[Exercise requirements]
In the data below, find each line containing the string "screenshot" and return it.

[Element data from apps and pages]
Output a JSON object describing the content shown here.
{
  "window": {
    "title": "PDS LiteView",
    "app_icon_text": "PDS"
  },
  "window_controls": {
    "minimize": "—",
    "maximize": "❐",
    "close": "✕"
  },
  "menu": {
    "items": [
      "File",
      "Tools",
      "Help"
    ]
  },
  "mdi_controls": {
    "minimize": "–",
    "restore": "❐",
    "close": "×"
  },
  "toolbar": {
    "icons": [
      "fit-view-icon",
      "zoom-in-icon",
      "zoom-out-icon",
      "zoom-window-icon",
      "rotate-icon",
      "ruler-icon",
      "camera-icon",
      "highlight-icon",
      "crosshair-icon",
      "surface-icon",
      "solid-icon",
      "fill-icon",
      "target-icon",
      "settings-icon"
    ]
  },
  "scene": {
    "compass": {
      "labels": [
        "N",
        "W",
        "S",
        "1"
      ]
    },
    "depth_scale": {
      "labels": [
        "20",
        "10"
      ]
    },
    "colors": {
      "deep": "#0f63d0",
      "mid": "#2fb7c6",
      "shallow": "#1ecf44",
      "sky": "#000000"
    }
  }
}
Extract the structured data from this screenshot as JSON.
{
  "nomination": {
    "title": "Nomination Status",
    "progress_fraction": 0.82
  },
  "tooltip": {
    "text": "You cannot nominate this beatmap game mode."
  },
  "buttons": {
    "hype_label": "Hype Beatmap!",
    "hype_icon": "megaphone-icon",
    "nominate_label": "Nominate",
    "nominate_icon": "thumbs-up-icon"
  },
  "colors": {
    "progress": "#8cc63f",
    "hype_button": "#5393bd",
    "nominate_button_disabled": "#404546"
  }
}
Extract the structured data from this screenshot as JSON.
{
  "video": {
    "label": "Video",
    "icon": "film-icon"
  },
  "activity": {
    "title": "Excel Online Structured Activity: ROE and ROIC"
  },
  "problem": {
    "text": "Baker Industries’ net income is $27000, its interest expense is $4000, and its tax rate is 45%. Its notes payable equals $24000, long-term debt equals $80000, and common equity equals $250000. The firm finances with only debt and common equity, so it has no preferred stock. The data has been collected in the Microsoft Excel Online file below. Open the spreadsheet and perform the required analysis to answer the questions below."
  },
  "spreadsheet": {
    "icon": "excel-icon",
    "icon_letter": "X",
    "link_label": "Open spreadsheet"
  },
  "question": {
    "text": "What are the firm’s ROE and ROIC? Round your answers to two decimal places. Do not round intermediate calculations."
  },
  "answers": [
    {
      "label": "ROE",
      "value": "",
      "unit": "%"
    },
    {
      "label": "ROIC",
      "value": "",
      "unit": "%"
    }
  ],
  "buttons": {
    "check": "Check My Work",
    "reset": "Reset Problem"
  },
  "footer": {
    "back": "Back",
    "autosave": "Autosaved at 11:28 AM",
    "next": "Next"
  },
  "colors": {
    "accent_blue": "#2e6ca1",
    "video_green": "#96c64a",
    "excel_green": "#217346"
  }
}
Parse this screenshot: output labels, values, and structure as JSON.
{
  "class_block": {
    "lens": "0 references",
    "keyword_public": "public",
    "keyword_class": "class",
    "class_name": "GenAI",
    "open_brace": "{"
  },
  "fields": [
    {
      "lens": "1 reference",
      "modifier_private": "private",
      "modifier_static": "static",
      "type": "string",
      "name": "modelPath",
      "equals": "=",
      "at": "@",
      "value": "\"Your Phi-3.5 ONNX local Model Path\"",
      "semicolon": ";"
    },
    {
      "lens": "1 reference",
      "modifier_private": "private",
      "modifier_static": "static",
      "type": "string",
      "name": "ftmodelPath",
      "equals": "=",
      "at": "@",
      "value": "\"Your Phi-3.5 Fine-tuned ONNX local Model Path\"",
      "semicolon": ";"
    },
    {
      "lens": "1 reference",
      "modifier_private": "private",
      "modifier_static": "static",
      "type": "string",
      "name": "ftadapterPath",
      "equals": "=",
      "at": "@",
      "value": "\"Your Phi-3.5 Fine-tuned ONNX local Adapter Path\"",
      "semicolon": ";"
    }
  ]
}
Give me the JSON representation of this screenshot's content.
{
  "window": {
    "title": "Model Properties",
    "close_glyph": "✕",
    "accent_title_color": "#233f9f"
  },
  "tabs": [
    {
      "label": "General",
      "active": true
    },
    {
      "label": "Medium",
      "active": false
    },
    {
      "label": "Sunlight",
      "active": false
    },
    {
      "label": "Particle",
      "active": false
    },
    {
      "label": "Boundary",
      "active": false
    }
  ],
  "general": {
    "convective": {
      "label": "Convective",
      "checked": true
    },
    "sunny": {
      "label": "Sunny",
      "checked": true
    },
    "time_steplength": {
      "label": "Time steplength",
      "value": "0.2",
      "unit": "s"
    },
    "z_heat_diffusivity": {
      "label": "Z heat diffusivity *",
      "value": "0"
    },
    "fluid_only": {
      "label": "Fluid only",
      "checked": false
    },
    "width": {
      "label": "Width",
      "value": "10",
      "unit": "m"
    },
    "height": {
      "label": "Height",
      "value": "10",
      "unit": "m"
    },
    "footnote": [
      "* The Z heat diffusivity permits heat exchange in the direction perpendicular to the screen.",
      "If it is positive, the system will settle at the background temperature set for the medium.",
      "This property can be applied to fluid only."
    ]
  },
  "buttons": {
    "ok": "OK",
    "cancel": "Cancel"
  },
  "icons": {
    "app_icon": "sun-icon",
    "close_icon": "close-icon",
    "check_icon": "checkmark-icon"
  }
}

[Output for this exercise]
Extract the structured data from this screenshot as JSON.
Extract the structured data from this screenshot as JSON.
Parse this screenshot: output labels, values, and structure as JSON.
Give me the JSON representation of this screenshot's content.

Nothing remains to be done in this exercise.